Work the Small Muscles, Too
Strength training generally focuses on building up the large muscles in the body, but there are advantages to working the smaller muscles, as well. Smaller muscles will help to add support to larger muscles, increasing overall strength. Toning and firming up smaller muscles will also give you more definition than just concentrating on the larger muscle groups.
What’s the Difference?
The larger muscle groups in the body are identified as the glutes, hamstrings, chest, and back. Smaller muscles are the triceps, biceps, calves, and shoulders. Now, these are all commonly worked. The smaller muscles that often get overlooked are muscles like the serratus anterior on the side of the chest along the ribs, the piriformis next to the glutes, and the psoas that runs through the hips and lower back.
Work Large to Small
According to The American College of Sports Medicine, you should work bigger muscles first, and then move onto smaller muscles. This will help your body to achieve higher intensities. This will also help you to see faster results, as tone in the larger muscles is more readily apparent. When moving on to smaller muscles, you are more likely to be able to bust through plateaus and see improved definition.
Benefits of Working Small Muscles
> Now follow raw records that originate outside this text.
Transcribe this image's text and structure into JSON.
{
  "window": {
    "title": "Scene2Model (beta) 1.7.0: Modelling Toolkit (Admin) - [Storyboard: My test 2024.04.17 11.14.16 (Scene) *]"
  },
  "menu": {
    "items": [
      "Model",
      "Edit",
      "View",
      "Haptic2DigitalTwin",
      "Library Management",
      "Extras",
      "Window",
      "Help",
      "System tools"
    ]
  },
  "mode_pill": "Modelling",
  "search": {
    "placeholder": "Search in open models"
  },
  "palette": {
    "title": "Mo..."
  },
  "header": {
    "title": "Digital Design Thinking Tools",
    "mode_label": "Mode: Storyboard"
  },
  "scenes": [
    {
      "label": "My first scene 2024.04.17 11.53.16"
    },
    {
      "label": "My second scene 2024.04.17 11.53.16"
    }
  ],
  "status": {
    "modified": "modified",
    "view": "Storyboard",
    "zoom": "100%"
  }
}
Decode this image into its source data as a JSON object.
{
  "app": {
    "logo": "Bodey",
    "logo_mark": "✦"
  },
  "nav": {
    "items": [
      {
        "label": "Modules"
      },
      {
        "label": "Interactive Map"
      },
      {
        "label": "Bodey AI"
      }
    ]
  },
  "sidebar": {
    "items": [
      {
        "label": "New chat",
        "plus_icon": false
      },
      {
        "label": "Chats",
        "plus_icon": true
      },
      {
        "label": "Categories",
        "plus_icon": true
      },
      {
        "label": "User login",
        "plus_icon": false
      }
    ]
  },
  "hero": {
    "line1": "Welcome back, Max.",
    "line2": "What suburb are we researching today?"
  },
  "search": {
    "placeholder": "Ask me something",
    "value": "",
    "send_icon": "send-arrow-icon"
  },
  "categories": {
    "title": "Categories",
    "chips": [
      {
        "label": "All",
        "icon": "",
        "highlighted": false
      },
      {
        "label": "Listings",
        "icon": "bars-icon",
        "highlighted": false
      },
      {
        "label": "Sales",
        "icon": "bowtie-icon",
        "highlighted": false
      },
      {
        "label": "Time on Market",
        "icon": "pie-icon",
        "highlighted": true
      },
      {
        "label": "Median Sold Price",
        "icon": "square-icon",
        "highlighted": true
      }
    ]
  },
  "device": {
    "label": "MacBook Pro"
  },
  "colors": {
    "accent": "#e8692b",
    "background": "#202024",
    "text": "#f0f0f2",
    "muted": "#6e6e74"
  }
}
Working small muscles is not just about the esthetic appeal, though. The small muscles are often the ones that help you to maintain balance, stay in good posture, and continue to have great range of motion and mobility throughout your life. Working these muscles regularly will set you up for greater success with continued fitness efforts and lasting health. Working these muscles can also help you to remain injury free, keeping pain and stiffness at bay.